With respect to other former subordinates who may potentially assert claims against the judge’s relative, the judge has no obligation to investigate or attempt to discern their identities. Nor need the judge take any other action with respect to any such potential claimants, as long as the judge can be fair and impartial when they appear before the judge (cf. Opinion 10-168 [a judge whose spouse has retained counsel and is considering making a claim against a municipality need not disqualify from the municipality’s cases “unless and until his/her spouse files the notice of claim”]). Once a particular individual files his/her own discrimination charges with the EEOC or otherwise commences litigation against the judge’s relative, however, the judge must disqualify him/herself from that individual’s cases (cf. Opinions 11-34 [recusal obligations begin “when the judge’s relative files a notice of claim”]; 10-168 [recusal obligations begin “from the date of filing” the notice of claim]). Again, disqualification is required until two years after the legal proceedings have concluded.

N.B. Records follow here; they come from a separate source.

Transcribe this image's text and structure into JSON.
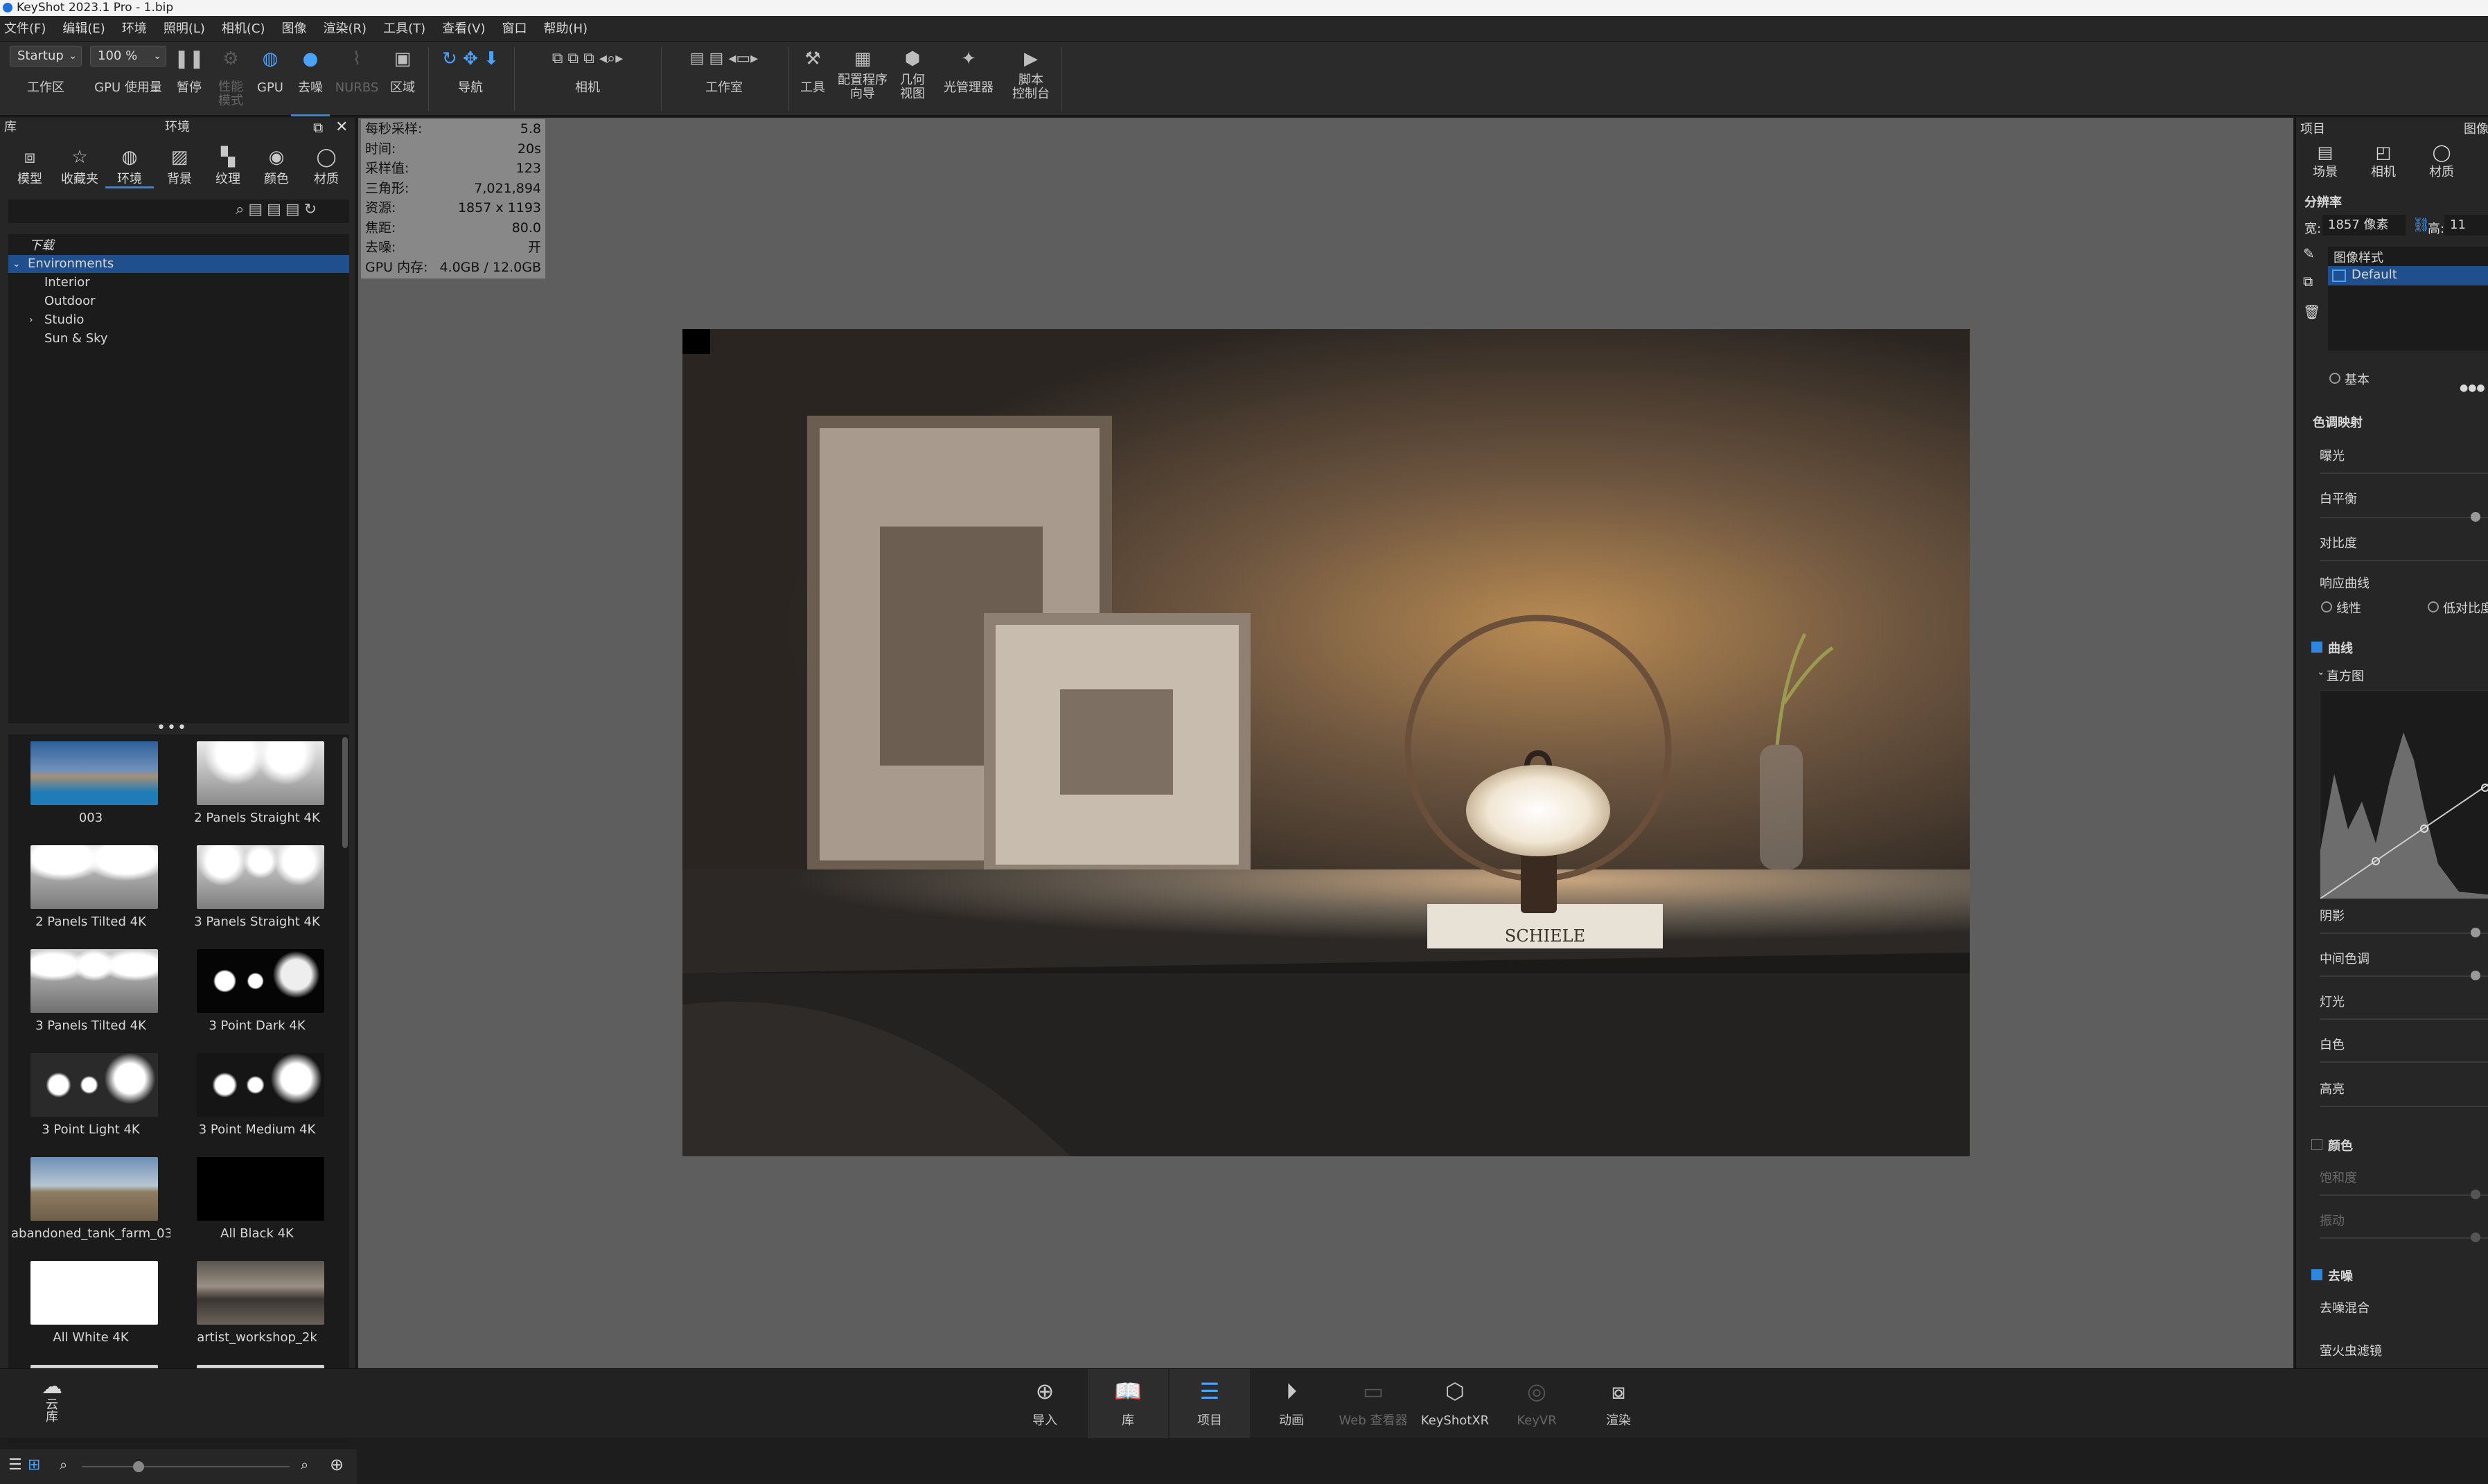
{
  "window": {
    "title": "KeyShot 2023.1 Pro - 1.bip"
  },
  "menu": [
    "文件(F)",
    "编辑(E)",
    "环境",
    "照明(L)",
    "相机(C)",
    "图像",
    "渲染(R)",
    "工具(T)",
    "查看(V)",
    "窗口",
    "帮助(H)"
  ],
  "ribbon": {
    "workspace_select": "Startup",
    "workspace_label": "工作区",
    "zoom_select": "100 %",
    "gpu_usage": "GPU 使用量",
    "pause": "暂停",
    "perf_mode": "性能\n模式",
    "gpu": "GPU",
    "denoise": "去噪",
    "nurbs": "NURBS",
    "region": "区域",
    "nav": "导航",
    "camera": "相机",
    "studio": "工作室",
    "tools": "工具",
    "wizard": "配置程序\n向导",
    "geometry": "几何\n视图",
    "lightmgr": "光管理器",
    "script": "脚本\n控制台"
  },
  "library": {
    "title": "库",
    "subtitle": "环境",
    "tabs": [
      "模型",
      "收藏夹",
      "环境",
      "背景",
      "纹理",
      "颜色",
      "材质"
    ],
    "active_tab": 2,
    "tree": [
      {
        "label": "下载",
        "level": 0,
        "style": "italic"
      },
      {
        "label": "Environments",
        "level": 0,
        "selected": true,
        "expanded": true
      },
      {
        "label": "Interior",
        "level": 1
      },
      {
        "label": "Outdoor",
        "level": 1
      },
      {
        "label": "Studio",
        "level": 1,
        "collapsed": true
      },
      {
        "label": "Sun & Sky",
        "level": 1
      }
    ],
    "thumbnails": [
      "003",
      "2 Panels Straight 4K",
      "2 Panels Tilted 4K",
      "3 Panels Straight 4K",
      "3 Panels Tilted 4K",
      "3 Point Dark 4K",
      "3 Point Light 4K",
      "3 Point Medium 4K",
      "abandoned_tank_farm_03...",
      "All Black 4K",
      "All White 4K",
      "artist_workshop_2k",
      "",
      ""
    ],
    "cloud": "云\n库"
  },
  "hud": [
    {
      "k": "每秒采样:",
      "v": "5.8"
    },
    {
      "k": "时间:",
      "v": "20s"
    },
    {
      "k": "采样值:",
      "v": "123"
    },
    {
      "k": "三角形:",
      "v": "7,021,894"
    },
    {
      "k": "资源:",
      "v": "1857 x 1193"
    },
    {
      "k": "焦距:",
      "v": "80.0"
    },
    {
      "k": "去噪:",
      "v": "开"
    },
    {
      "k": "GPU 内存:",
      "v": "4.0GB / 12.0GB"
    }
  ],
  "render_text": {
    "book": "SCHIELE"
  },
  "project": {
    "title": "项目",
    "image_tab": "图像",
    "tabs": [
      "场景",
      "相机",
      "材质"
    ],
    "resolution": "分辨率",
    "width_label": "宽:",
    "width_value": "1857 像素",
    "height_label": "高:",
    "height_value": "11",
    "image_styles": "图像样式",
    "style_default": "Default",
    "basic": "基本",
    "tonemap": "色调映射",
    "exposure": "曝光",
    "white_balance": "白平衡",
    "contrast": "对比度",
    "response_curve": "响应曲线",
    "linear": "线性",
    "low_contrast": "低对比度",
    "curve": "曲线",
    "histogram": "直方图",
    "shadows": "阴影",
    "midtones": "中间色调",
    "lights": "灯光",
    "whites": "白色",
    "highlights": "高亮",
    "color": "颜色",
    "saturation": "饱和度",
    "vibrance": "振动",
    "denoise": "去噪",
    "denoise_mix": "去噪混合",
    "firefly": "萤火虫滤镜"
  },
  "bottombar": [
    "导入",
    "库",
    "项目",
    "动画",
    "Web 查看器",
    "KeyShotXR",
    "KeyVR",
    "渲染"
  ],
  "colors": {
    "accent": "#2e86de",
    "selection": "#1f4f8c"
  }
}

All these general principles are subject to one important caveat: If the judge doubts his/her ability to be fair and impartial with respect to a particular individual, the judge may not preside in matters involving that individual (see Opinions 11-64; 07-78/07-121). This requirement could potentially extend the judge’s disqualification beyond the two-year mark in some instances, or could even cause the judge to exercise disqualification for certain individuals who have not filed any formal charges against the judge’s relative. However, this determination is solely confined to the judge’s own conscience (cf. Moreno, 70 NY2d at 405).
Finally, because this government law office regularly appears in the judge’s court, the judge may wish to discourage his/her relative from discussing the discrimination charges with him/her, in order to minimize otherwise unnecessary disqualifications.
1 Relatives within the second degree of relationship include a spouse as well as children, step-children, parents, step-parents, grand-children, step-grandchildren, siblings, step-siblings, grandparents, and step-grandparents. In analyzing disqualification requirements, the Committee has recognized the second degree of consanguinity as a relatively “intimate and significant family connection” (Opinion 06-111).
2 The EEOC website explains: “If you plan to file a lawsuit alleging discrimination on the basis of race, color, religion, sex (including pregnancy, gender identity, and sexual orientation), national origin, age (40 or older), disability, genetic information, or retaliation, you first have to file a charge with one of our field offices... We will give you what is called a ‘Notice-of-Right-to-Sue’ [which] gives you permission to file a lawsuit in a court of law. Once you receive a Notice-of-Right-to-Sue, you must file your lawsuit within 90 days.”
3 The judge may contact the Committee for further guidance following any new developments, for example, if a large number of the former subordinates become personally involved in the discrimination claims as claimants and/or witnesses.
4 A judge may feel very strongly about assertions that his/her relative has engaged in invidious discrimination, in light of the judge’s own obligations to avoid and prohibit such conduct in his/her judicial capacity (see 22 NYCRR 100.3[B]-) and to decline membership in discriminatory organizations (see 22 NYCRR 100.2[D]).